Sunday, 8 February 2009


At our last meeting members asked to have a session with watercolour pencils, so I took along a variety of subjects to inspire creative works and you may remember from a previous post that I practiced various techniques myself with artichokes just to remind myself of their versatility.

In the morning we worked together trying out different techniques with these wonderful tools. We worked with dry pencil, layering to achieve gloss, variety of colours laid dry on each other to create a mix directly on the paper . Then wet our paper before adding colour, wet the tip of the pencil to create strong tones on dry paper or previously dried washes, created tonal washes by dragging out the dry colour with a damp brush.

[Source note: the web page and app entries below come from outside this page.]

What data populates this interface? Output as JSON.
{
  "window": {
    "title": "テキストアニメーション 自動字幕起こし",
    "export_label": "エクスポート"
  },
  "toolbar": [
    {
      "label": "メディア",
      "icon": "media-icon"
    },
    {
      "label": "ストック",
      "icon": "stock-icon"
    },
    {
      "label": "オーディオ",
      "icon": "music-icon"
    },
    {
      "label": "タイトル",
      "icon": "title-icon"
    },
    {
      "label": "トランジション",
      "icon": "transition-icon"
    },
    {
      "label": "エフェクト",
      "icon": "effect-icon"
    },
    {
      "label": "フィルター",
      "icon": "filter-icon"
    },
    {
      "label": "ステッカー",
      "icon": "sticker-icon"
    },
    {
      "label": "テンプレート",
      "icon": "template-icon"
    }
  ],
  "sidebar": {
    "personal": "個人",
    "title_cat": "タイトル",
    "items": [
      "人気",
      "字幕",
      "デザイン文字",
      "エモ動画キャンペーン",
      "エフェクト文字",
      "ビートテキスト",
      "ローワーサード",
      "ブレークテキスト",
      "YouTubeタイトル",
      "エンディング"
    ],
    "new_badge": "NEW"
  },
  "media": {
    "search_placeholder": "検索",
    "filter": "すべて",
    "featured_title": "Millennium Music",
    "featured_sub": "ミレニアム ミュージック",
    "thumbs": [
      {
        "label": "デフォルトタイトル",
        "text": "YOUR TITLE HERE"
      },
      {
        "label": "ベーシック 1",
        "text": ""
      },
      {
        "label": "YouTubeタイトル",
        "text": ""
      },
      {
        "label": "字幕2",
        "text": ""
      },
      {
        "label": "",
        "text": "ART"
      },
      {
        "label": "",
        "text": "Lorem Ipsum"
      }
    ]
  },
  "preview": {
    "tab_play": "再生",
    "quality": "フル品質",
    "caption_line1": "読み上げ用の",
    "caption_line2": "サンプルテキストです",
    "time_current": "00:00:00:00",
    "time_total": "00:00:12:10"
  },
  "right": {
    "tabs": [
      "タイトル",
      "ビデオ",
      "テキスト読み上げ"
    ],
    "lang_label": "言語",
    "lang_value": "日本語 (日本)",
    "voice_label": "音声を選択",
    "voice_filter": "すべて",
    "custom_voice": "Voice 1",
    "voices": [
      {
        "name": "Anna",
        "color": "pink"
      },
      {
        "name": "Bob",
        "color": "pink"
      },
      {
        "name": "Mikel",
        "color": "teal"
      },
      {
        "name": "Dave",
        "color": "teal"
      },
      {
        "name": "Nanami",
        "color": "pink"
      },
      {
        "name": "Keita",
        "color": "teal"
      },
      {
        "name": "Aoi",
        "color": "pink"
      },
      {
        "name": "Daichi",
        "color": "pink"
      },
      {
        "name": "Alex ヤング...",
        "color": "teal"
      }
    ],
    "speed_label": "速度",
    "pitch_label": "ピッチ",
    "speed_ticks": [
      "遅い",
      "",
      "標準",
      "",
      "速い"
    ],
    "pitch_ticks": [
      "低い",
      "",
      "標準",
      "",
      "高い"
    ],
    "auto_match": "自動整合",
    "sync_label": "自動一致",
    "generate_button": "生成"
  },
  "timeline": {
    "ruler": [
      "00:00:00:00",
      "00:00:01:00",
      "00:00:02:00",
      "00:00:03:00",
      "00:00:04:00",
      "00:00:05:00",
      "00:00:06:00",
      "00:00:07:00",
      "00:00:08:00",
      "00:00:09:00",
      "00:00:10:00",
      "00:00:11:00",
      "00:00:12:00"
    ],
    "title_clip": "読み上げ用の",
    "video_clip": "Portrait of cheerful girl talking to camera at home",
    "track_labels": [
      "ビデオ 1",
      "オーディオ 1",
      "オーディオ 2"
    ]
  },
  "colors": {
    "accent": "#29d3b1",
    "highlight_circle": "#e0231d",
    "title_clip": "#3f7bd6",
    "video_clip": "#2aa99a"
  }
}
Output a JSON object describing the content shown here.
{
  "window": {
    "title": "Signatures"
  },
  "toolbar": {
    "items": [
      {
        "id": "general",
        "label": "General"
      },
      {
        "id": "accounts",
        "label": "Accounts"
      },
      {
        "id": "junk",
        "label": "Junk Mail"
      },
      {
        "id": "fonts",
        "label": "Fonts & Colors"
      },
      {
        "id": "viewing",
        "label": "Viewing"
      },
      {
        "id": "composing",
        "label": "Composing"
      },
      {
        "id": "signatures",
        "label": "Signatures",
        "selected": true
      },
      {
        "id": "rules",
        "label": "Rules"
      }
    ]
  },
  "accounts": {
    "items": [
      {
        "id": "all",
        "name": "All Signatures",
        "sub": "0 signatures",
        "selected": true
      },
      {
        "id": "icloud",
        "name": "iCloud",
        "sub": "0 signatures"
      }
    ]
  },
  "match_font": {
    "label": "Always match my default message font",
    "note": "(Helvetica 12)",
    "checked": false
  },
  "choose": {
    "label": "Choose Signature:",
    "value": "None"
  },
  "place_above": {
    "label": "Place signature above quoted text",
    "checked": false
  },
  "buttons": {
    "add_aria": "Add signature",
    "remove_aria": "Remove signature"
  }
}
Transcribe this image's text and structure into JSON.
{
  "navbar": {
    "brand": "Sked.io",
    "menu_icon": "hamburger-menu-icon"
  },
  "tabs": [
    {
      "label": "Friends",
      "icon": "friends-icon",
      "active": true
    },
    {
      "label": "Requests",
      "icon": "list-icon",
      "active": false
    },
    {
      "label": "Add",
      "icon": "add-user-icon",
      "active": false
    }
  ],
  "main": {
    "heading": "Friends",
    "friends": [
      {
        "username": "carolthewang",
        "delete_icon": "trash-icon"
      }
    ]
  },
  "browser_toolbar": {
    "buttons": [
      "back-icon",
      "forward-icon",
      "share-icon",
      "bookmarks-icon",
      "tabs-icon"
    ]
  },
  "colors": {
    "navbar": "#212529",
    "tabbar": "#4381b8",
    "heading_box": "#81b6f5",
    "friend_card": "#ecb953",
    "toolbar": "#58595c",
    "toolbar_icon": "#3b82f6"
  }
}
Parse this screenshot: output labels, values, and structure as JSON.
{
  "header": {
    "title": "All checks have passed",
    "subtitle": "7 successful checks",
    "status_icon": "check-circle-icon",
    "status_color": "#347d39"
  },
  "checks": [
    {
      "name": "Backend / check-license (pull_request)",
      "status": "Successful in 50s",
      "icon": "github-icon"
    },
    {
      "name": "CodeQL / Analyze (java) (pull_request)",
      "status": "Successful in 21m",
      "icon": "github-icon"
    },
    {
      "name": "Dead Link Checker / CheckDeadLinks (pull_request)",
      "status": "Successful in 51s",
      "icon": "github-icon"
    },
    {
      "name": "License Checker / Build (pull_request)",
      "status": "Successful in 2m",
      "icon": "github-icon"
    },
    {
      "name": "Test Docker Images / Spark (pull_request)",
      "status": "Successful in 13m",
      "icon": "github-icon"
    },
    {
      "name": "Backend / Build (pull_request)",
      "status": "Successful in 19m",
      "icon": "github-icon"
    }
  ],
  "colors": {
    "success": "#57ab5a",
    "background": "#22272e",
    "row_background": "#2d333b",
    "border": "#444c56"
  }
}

Finally talked about spraying water on already laid down colour with a fine bottle spray and scraped colour off the pencil tip with a scapel to achieve texture over a previous wet layer.
When members felt comfortable with the pencil and waterbrush methods we had tried , they chose a small object to practice these techniques, which I felt worked really well, ie

We had a new member this month, who worked in the morning with geometric shapes using graphite pencils learning about proportions, negative space, relationships, perspective and used for the first time the thumb/pencil method of measuring. We did not have time to explore tone together, but for the afternoon he worked with watercolour paints using some of the fruit I had taken as his subject matter, as although he has worked for a number of years with oils is attending our group to learn more about how to use watercolour.

After a lunch break, a major piece was created from the various objects I set up, ie.

Philippa used a set of graphitint pencils to create the porcelain Chinese/Japanese (?) Fisherman
and Helen used a new set of full colour watercolour pencils she had for Christmas from her son, searching out colour within the dried artichokes.
My only feeling at the end of the day was that I had not steered them away from using too much brush and water with their main piece of artwork of the day. It was almost as if they were trying to create a typical watercolour work from the pencils instead of seeing them as a completely different and versatile media to work with. Naughty tutor.!


Anita said...

I have graphitints, unused in their box. I never thought of dipping pencil in water. Will have to try them out.

Joan Sandford-Cook said...

Hi Anita - you can get a softer effect by touching the tip of the pencil with a wet brush and I dont think it wears the pencil down so quickly. Graphitints are wonderful for tonal studies - get them out and have a go . When used dry they are very subtle.

caseytoussaint said...

It looks to me like there were some really good results with this very difficult medium!

Margaret Ann said...

These ideas are great...Funny...I also have a box of graphitints that need to be cracked open and put to use!!! Thanks! :)

Anita Davies said...

Wonderful colour use which I am sure was inspired by their tutor ;)